Individuality or originality becomes the goal as opposed to an attempt to understand the wider points of a philosophical system or the finer points of great literature, according to Kronman. Was the author gay? Did his sexual proclivity “inform” his views? Was he rich? Did that wealth infuse his work with a predetermined viewpoint? These sorts of investigations into minutia drills down well past the greater value of the work in question and makes such a focus somewhat pointless. It certainly makes useless any attempt to teach about great literature when the philosophical point of the work seems so entirely lost in the halls of academia.
It would be like discussing a great movie like Citizen Kane and focusing on costuming alone instead of dwelling on the theme of the movie and its greater implications of the era in which it was filmed. Much would be lost by such a narrow focus. But it sure would be “original” research.
As Liam Julian writes in the Weekly Standard:
We’ve moved away from using facts to deduce larger lessons and toward using facts to uncover even more facts, which makes it necessary to specialize in pinpointed topics… But according to Kronman it has forced the humanities to reject Oakeshott’s “conversation” (with thinkers present, past, and future) by championing all new paradigms and rejecting all the old. Thus, instead of interacting with Aristotle, students learn to overturn his modes of thinking, to derive their own ways of making sense of life. These new worldviews do not seek to build upon the foundations of history but to tear down those foundations and replace them.
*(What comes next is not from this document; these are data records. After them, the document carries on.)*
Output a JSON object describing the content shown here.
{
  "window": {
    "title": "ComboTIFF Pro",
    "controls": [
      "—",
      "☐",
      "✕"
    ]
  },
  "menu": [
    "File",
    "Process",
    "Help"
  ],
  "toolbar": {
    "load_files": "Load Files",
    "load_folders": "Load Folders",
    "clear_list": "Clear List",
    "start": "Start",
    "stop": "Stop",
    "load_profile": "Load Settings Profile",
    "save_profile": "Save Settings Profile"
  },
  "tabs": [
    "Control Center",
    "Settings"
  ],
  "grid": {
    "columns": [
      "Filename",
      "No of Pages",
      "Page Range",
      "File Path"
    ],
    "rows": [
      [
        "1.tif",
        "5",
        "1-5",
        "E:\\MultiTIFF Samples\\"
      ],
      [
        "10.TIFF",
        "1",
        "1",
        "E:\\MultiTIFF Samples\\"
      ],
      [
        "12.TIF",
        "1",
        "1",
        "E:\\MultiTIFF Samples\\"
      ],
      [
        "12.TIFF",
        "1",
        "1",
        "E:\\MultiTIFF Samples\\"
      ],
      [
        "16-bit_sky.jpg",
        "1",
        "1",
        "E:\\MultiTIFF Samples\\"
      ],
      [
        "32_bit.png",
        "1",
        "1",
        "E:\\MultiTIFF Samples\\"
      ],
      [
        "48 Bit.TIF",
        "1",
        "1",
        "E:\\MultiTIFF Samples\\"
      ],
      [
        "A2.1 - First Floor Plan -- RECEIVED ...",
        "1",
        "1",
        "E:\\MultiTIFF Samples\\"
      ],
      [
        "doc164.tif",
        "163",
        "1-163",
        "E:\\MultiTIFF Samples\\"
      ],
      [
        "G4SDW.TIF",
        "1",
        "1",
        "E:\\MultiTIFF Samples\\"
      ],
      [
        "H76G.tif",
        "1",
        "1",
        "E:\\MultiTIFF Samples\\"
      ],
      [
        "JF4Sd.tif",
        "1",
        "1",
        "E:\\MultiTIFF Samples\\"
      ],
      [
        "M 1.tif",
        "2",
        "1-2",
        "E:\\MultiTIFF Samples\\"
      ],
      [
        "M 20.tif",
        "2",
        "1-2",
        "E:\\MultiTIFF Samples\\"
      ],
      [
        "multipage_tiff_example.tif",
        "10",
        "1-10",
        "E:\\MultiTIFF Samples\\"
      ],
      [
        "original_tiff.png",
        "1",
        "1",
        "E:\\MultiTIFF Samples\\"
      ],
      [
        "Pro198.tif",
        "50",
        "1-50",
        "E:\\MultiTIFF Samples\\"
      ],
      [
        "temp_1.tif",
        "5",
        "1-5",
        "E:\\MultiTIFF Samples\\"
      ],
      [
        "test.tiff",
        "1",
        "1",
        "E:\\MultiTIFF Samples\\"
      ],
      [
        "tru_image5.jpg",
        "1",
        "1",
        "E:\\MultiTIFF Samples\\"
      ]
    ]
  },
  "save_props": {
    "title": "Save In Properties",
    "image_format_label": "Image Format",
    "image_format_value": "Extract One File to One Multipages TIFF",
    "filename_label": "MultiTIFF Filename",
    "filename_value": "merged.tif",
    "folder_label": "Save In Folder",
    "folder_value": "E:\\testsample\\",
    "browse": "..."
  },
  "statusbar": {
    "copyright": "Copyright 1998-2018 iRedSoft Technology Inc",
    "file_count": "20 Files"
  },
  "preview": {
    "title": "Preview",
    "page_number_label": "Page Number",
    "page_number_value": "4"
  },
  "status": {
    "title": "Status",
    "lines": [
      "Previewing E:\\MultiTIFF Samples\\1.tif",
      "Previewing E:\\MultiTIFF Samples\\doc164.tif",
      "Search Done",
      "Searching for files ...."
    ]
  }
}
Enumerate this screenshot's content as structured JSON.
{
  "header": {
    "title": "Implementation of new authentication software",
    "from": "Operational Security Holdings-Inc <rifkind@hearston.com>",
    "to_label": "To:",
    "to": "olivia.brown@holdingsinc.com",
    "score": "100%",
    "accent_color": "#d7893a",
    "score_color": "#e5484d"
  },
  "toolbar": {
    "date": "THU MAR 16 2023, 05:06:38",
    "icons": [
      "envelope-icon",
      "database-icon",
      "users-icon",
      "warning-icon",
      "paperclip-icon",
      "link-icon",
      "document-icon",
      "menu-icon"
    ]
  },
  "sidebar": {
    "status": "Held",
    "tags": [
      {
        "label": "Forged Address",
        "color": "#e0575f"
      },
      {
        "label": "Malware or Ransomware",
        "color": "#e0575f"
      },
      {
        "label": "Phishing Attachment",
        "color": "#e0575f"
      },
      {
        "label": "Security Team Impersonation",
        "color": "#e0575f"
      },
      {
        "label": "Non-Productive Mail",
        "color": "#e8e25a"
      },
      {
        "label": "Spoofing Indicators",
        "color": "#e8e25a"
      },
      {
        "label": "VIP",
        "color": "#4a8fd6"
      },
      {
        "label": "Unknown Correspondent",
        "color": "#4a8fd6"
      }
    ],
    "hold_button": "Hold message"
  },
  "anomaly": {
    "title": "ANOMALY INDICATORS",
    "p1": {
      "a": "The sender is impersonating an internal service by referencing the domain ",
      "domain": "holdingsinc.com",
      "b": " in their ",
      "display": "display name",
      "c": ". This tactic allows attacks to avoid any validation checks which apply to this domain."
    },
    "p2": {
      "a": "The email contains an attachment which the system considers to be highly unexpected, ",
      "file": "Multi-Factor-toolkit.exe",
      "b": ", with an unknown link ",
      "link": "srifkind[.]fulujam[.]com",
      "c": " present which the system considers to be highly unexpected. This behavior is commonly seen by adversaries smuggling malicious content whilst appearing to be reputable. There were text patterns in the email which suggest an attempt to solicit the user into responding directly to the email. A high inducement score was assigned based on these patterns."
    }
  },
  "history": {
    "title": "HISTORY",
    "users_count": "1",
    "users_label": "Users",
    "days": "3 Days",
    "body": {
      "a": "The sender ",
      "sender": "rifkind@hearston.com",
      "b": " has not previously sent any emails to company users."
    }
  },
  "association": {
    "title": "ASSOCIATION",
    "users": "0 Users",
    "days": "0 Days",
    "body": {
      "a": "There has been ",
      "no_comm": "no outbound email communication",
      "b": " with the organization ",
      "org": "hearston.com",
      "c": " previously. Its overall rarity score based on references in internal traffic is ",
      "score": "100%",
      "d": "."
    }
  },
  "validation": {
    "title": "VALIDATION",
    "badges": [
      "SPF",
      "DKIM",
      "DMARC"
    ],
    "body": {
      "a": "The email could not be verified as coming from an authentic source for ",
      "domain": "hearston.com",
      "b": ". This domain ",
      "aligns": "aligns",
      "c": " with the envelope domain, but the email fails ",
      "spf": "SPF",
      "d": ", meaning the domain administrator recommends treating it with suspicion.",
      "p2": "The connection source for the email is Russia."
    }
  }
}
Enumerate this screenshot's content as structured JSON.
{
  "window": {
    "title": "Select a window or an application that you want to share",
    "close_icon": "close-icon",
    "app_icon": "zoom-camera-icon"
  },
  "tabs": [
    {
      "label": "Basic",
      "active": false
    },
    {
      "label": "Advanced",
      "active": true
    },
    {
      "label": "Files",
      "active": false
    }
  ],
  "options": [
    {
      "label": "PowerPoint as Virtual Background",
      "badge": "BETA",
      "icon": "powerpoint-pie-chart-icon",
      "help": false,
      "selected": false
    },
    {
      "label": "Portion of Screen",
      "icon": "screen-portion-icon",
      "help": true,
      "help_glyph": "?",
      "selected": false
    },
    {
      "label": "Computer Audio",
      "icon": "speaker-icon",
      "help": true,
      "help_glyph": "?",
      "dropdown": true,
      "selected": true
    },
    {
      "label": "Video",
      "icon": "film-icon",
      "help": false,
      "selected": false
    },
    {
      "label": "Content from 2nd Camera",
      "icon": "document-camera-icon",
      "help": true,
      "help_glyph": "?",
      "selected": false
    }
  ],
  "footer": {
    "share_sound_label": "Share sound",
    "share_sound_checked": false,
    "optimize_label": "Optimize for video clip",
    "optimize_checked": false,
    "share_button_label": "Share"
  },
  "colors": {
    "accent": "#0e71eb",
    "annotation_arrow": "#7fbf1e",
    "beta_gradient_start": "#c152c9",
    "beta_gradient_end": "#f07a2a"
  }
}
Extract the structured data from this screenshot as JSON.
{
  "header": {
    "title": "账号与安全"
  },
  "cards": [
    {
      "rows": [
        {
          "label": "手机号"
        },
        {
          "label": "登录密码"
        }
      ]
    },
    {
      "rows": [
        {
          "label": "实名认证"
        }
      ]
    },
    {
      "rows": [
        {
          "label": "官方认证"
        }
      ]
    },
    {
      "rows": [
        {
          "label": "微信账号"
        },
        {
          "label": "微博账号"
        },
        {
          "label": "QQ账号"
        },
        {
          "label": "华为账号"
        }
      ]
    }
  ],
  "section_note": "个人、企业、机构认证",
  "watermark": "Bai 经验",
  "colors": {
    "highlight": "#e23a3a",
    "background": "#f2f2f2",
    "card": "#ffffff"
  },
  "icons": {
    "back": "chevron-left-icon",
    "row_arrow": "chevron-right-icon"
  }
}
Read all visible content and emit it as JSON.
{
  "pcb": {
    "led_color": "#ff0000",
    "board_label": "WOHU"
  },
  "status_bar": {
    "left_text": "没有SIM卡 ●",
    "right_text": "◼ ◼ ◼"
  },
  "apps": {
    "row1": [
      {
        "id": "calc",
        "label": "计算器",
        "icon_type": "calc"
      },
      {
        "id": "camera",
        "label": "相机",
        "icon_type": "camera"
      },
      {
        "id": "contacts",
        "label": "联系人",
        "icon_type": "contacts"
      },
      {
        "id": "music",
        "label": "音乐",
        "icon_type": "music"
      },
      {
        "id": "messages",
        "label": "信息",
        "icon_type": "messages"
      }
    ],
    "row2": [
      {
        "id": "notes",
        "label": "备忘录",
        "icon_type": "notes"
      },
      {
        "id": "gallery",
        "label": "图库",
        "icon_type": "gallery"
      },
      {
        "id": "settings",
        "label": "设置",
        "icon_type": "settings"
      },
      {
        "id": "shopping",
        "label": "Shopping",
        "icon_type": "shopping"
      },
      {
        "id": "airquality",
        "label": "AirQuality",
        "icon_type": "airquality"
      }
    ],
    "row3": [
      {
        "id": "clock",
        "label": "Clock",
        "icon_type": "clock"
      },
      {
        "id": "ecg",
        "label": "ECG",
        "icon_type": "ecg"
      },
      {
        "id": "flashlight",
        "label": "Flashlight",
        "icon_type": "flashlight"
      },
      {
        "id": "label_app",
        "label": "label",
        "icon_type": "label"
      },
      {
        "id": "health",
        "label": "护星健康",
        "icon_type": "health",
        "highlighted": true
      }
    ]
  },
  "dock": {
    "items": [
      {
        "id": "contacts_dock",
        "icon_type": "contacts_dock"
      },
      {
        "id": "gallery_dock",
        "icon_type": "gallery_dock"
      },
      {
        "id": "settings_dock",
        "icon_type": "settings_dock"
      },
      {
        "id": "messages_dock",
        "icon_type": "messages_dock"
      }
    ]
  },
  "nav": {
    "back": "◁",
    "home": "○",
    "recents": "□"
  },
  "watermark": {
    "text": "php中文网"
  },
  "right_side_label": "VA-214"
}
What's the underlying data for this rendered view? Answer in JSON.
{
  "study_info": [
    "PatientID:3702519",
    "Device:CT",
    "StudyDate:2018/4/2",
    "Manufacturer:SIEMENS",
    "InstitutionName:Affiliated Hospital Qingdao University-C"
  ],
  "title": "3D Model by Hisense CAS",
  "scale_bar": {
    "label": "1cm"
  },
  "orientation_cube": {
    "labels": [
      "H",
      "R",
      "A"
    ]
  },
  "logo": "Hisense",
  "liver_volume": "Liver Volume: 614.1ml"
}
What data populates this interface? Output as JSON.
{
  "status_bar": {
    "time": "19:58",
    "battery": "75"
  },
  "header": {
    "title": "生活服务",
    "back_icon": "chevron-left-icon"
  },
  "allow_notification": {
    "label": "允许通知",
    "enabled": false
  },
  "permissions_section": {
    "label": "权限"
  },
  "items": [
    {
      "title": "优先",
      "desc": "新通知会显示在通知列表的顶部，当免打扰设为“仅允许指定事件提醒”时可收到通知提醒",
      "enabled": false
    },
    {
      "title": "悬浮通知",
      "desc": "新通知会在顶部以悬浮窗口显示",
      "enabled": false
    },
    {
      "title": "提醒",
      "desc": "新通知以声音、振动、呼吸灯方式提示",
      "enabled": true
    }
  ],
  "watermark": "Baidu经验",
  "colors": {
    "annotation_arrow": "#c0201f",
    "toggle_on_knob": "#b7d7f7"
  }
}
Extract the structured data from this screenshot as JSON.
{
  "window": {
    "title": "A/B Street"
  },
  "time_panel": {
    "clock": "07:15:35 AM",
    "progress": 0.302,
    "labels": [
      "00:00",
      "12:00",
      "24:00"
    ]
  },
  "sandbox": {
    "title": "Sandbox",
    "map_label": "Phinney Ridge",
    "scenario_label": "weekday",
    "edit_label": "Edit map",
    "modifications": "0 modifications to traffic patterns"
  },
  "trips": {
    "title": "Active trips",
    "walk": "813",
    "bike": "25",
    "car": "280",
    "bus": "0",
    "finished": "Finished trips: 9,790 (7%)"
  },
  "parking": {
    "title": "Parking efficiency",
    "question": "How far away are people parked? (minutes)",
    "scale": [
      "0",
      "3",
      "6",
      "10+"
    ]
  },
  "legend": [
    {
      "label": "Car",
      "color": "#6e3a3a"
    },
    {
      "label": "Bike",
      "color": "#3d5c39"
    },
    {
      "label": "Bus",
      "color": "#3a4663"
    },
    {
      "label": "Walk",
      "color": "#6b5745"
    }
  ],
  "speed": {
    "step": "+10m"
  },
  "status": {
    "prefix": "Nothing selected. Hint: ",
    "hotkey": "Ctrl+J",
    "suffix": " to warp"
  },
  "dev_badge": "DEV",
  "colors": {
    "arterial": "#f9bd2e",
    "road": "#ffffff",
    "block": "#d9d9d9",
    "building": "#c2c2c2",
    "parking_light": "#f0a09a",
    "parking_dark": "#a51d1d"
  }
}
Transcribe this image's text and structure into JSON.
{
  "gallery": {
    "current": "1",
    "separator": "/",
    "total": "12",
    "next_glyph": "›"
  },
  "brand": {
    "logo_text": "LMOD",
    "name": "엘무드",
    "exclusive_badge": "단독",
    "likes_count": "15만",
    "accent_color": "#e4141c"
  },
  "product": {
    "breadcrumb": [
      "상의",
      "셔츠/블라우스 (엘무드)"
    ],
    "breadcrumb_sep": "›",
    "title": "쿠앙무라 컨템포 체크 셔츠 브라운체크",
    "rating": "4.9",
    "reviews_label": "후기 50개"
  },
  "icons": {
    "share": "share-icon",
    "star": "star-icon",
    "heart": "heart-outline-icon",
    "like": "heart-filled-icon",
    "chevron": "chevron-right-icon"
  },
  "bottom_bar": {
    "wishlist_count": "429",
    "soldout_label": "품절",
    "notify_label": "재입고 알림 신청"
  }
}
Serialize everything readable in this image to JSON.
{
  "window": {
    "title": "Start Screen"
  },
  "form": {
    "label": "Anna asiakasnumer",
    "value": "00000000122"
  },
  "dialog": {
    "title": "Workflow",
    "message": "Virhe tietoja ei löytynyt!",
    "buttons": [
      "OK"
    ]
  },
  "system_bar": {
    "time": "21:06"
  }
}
I find this sentiment revealing of where we’ve gotten to in universities today. A classic education has been sacrificed to the God’s of political correctness. We no longer graduate well-educated people, but people who are so narrowly trained as to be mere technicians. We no longer offer the world generations of people who have been exposed to ideals that might enrich all our ethical lives by training leaders who know from where we’ve come and where it might behoove us to go.
From the outside looking in, we see “minority studies,” “gay studies,” or “women’s studies” and laugh at the foolishness of such “original” thinking. We see the twisted logic of Venkatesan’s “ecofeminism” and shake our heads at the idiocy of it all. Unfortunately, it seems that our institutions of higher learning have become bastions of the silly and feckless.
I did not get a classic education either. But, I wish I had had the opportunity. But, at least I have some inkling of what I might have been missing. Most kids today aren’t even aware that there is more to this existence of ours, or at least that there could be. The classic notions of the sublimity of our existence and the ideas and ideals of men are entirely lost on too many.
But, if one professor can sue her way to a greater understanding, I say more power to her. Now, if only someone could get through to her that it is she, rather than her students, that exhibits those traits of “fascist demagoguery” so woefully common in feminist thought and its mother, PCism.